Aahh ... the beach. Most beaches in popular tourist areas have volunteer life guard patrols during school holidays, and throughout summer. Please swim between the red and yellow flags, or discuss the conditions with the life guard on duty if you are unsure of them.
Australia's light is like no other, be Sunsmart and slip on a shirt, slop on sun screen and slap on a hat. Even in the bush or on overcast days, Australian sunlight can be harsh, especially if you're coming from a cooler climate.
Photo © courtesy of Northern Rivers Tourism
You can still get that enviable tan without spending your holiday feeling hot and painfully uncomfortable from sunburn. Just exercise some Sun Safety, be sensible about exposure - especially between 11am and 3pm, and pay heed to public service announcements.
Many beaches, especially in QLD, have "shark nets", ostensibly to keep sharks away from swimming areas. These can result in the ensnaring of whales during their migration to and from Antartica, and drowning of other sea life like dophins, turtles and manta rays. Species of sharks are also known to inhabit estuaries and rivers in this region.
In northern Australia (QLD, NT, WA), watch out for "croc's", especially "freshies" and "salties" (fresh water and salt water crocodiles) , although popular affected billabongs (water holes), rivers and beaches will be sign posted. Various stinging jellyfish are also water hazards at various times of year, depending where your are.
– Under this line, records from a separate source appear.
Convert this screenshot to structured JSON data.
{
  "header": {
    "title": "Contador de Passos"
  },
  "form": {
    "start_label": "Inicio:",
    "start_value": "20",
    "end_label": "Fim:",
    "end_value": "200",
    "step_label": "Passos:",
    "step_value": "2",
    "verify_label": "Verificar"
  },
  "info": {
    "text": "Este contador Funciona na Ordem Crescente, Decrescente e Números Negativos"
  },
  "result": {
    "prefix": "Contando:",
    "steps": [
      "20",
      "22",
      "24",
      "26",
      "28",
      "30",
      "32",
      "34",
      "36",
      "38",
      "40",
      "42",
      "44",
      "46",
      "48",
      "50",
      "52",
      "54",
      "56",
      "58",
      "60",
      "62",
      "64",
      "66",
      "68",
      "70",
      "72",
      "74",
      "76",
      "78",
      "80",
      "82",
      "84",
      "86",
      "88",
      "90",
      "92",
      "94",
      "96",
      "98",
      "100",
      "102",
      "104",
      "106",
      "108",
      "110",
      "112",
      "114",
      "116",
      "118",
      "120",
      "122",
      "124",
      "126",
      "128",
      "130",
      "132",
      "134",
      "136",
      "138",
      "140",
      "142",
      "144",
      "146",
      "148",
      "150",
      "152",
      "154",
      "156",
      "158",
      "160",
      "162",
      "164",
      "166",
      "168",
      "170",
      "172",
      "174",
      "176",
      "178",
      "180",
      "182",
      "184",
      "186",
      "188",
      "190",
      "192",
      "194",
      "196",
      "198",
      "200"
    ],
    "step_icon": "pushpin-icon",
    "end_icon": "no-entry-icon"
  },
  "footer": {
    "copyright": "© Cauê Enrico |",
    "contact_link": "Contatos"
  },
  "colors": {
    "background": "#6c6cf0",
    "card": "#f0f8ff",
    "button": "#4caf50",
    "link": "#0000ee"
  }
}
Just check local public service advise.>> Next: Driving in Australia